* **Task goal**
Return, from the listing that follows, each line containing the word "icon".
= = = =
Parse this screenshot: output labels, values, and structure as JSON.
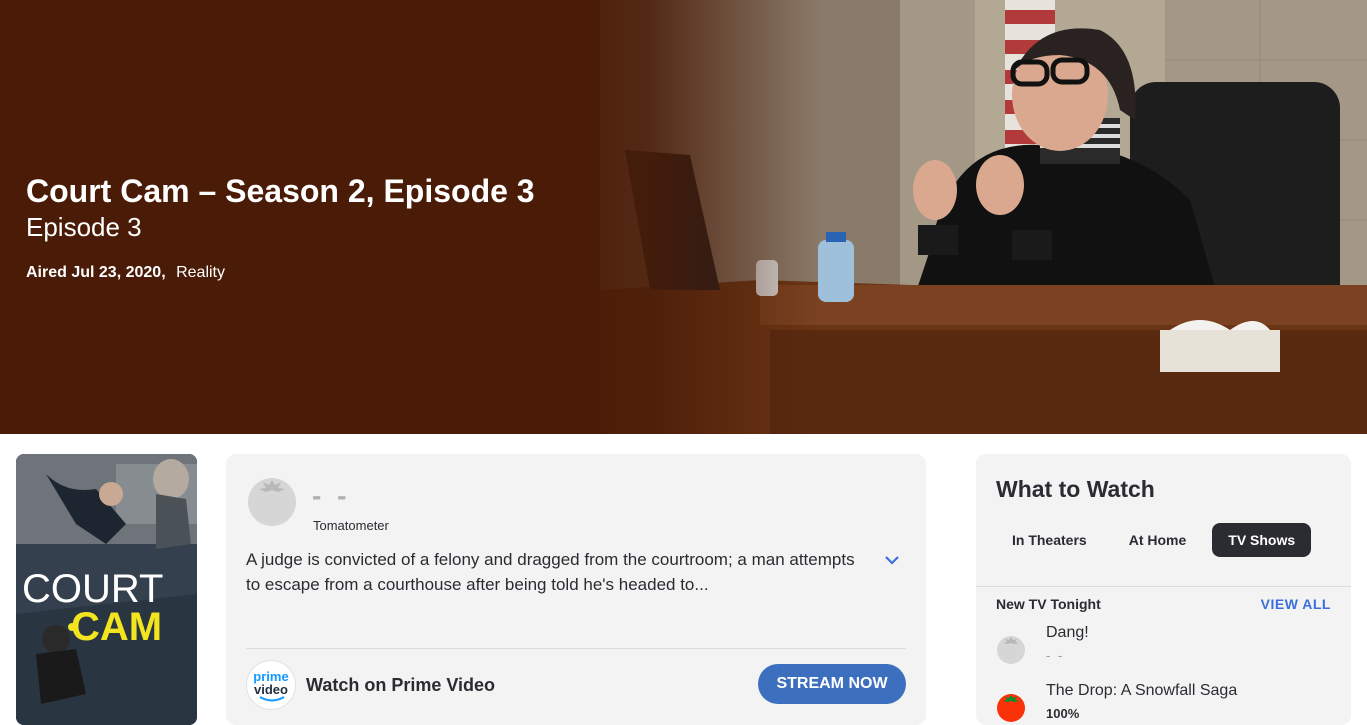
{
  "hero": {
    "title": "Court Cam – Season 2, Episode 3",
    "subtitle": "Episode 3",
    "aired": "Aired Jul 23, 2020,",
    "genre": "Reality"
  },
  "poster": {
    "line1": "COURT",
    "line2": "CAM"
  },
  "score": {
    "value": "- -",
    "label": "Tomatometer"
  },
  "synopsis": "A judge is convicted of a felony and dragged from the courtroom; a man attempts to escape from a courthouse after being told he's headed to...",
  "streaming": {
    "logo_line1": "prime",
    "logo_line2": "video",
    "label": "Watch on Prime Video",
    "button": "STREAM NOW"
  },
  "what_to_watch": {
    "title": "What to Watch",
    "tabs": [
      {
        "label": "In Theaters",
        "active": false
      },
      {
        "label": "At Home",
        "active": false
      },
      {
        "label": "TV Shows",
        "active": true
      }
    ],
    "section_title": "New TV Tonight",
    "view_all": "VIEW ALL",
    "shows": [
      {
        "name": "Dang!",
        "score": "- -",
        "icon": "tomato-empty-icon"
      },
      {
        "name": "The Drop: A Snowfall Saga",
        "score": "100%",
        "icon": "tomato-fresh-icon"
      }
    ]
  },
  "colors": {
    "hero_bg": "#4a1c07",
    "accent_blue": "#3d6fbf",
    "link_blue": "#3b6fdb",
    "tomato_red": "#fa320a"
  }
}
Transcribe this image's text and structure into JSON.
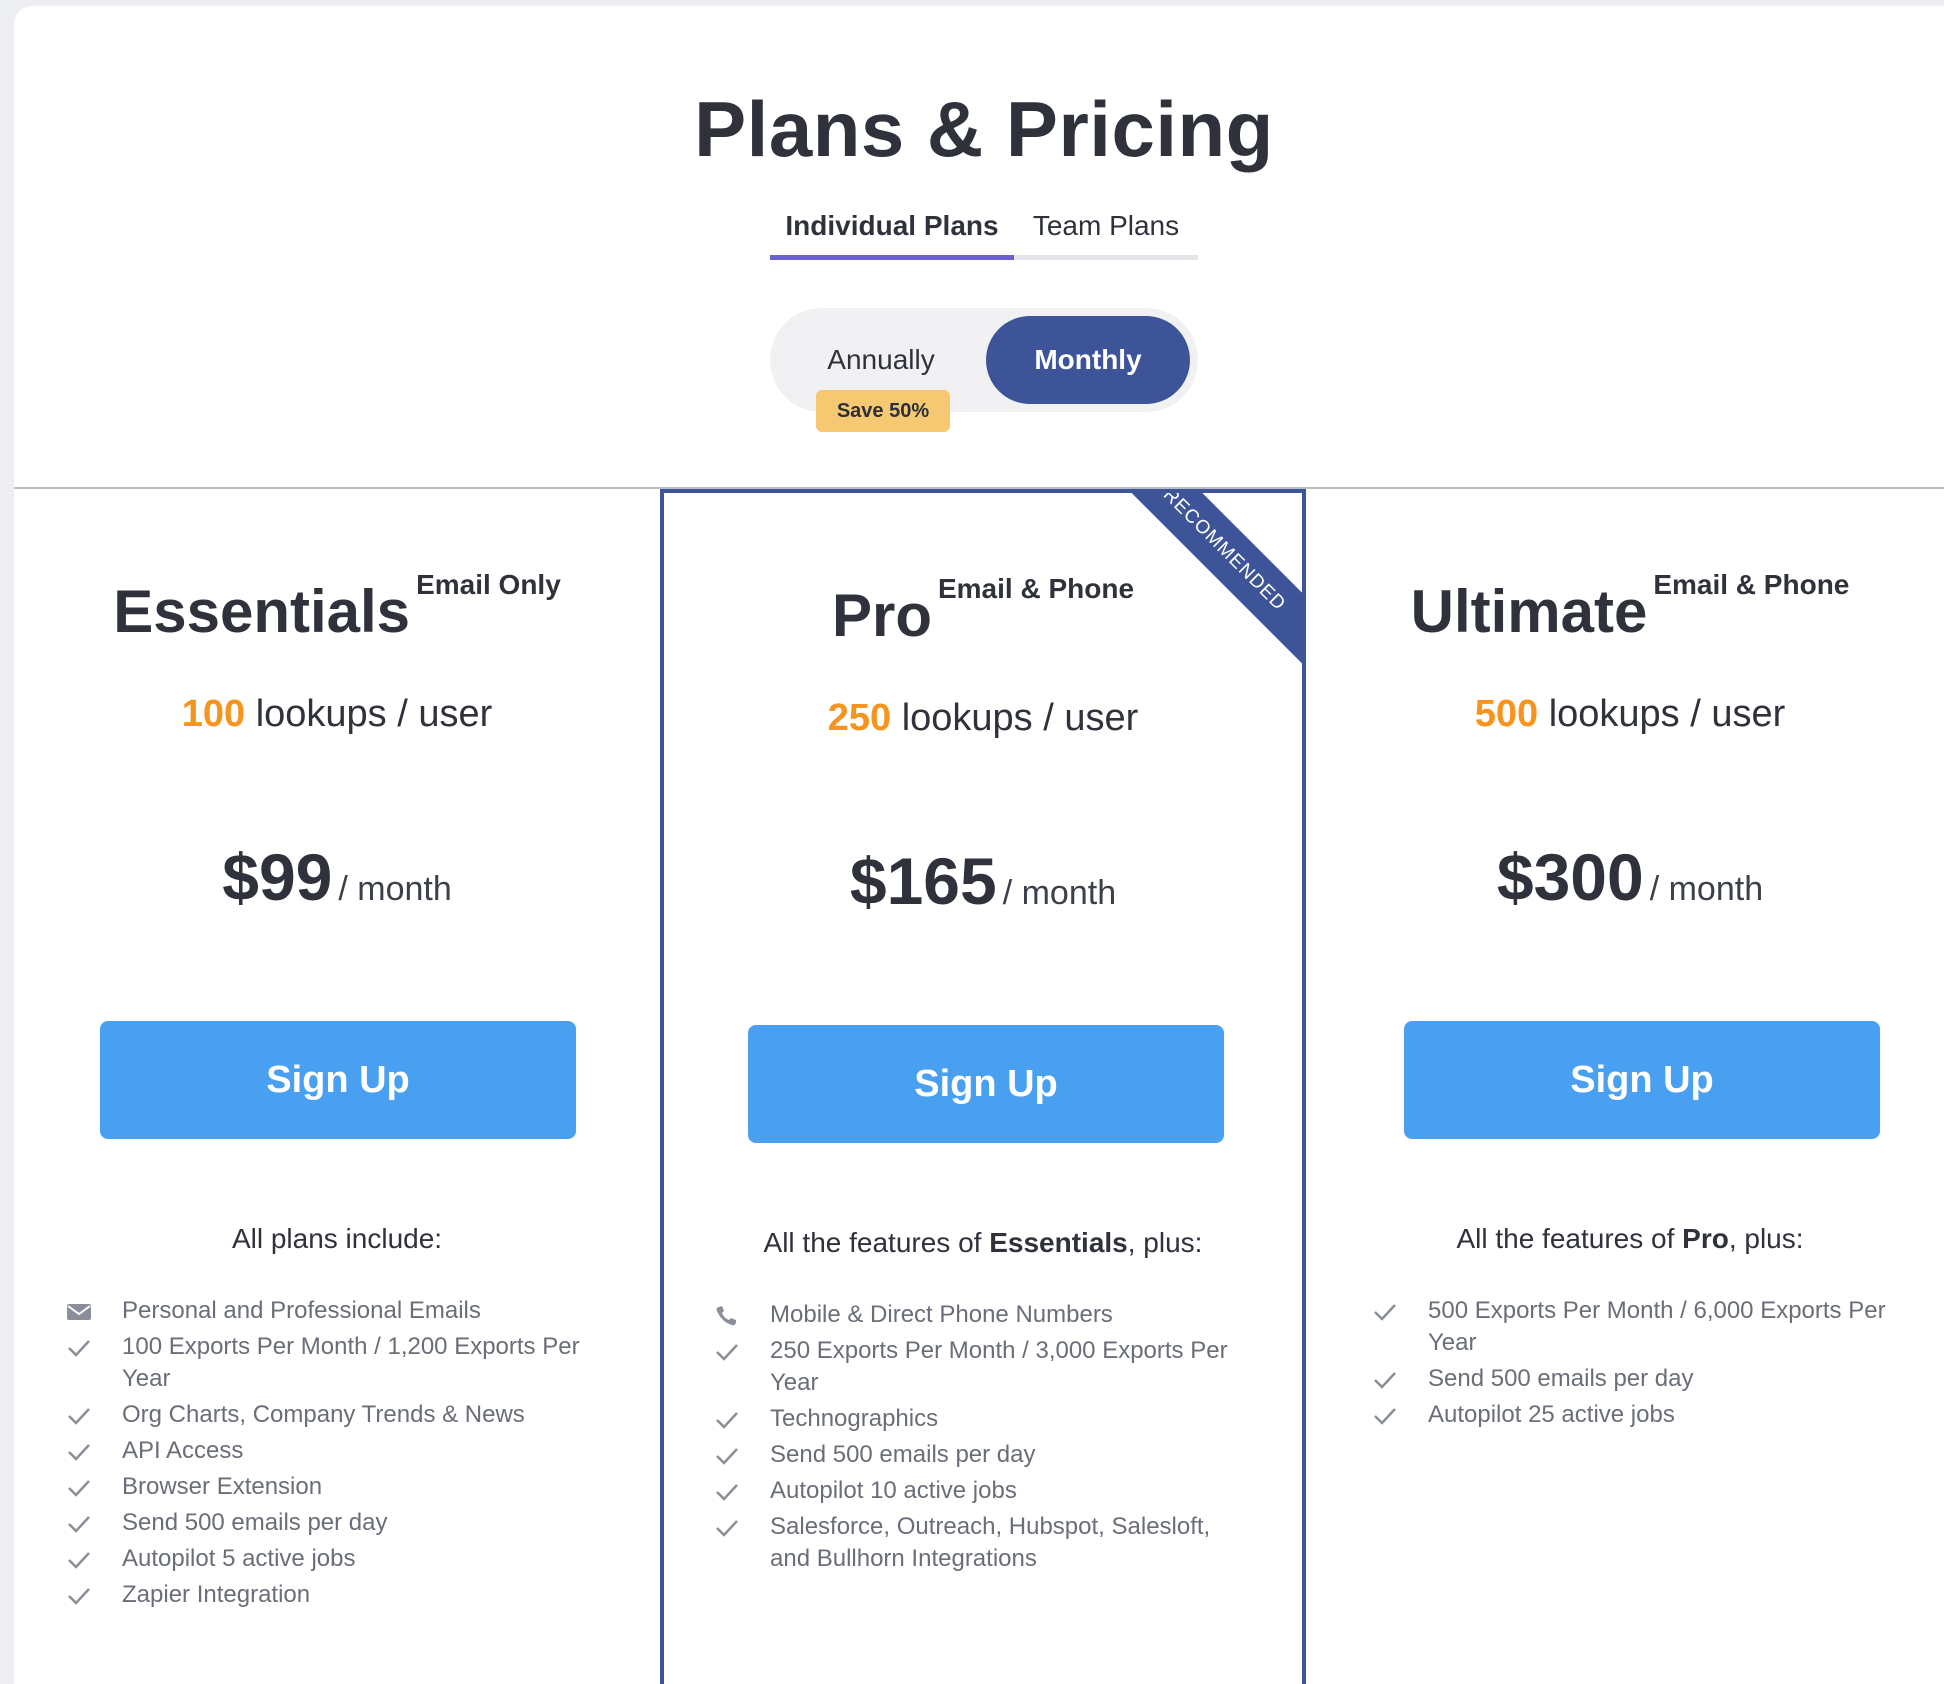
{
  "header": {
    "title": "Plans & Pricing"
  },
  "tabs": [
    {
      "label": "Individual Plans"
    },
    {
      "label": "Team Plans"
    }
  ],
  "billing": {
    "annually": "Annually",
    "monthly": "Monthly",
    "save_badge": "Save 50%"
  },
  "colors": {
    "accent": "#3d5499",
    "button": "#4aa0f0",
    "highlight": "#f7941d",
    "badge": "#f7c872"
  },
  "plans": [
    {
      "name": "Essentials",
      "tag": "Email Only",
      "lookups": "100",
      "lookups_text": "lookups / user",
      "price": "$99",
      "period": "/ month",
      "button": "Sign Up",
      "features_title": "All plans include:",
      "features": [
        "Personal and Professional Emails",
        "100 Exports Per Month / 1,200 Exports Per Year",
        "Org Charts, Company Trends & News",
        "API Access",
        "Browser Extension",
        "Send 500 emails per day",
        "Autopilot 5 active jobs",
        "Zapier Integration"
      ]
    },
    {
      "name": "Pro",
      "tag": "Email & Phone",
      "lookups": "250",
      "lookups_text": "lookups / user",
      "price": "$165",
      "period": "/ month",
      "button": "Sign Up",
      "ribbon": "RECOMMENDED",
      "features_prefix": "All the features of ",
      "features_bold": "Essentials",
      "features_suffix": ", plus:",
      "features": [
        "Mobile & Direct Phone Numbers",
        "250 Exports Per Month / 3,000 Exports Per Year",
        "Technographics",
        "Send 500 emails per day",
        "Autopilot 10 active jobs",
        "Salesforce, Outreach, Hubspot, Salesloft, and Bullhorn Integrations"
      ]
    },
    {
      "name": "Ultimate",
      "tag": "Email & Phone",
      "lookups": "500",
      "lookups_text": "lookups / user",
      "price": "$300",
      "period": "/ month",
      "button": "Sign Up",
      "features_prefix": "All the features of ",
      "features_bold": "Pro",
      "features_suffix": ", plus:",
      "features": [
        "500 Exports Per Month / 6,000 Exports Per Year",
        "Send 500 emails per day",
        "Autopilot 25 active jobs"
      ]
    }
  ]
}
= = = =
* **Answer to this task**
        "icon": "tomato-empty-icon"
        "icon": "tomato-fresh-icon"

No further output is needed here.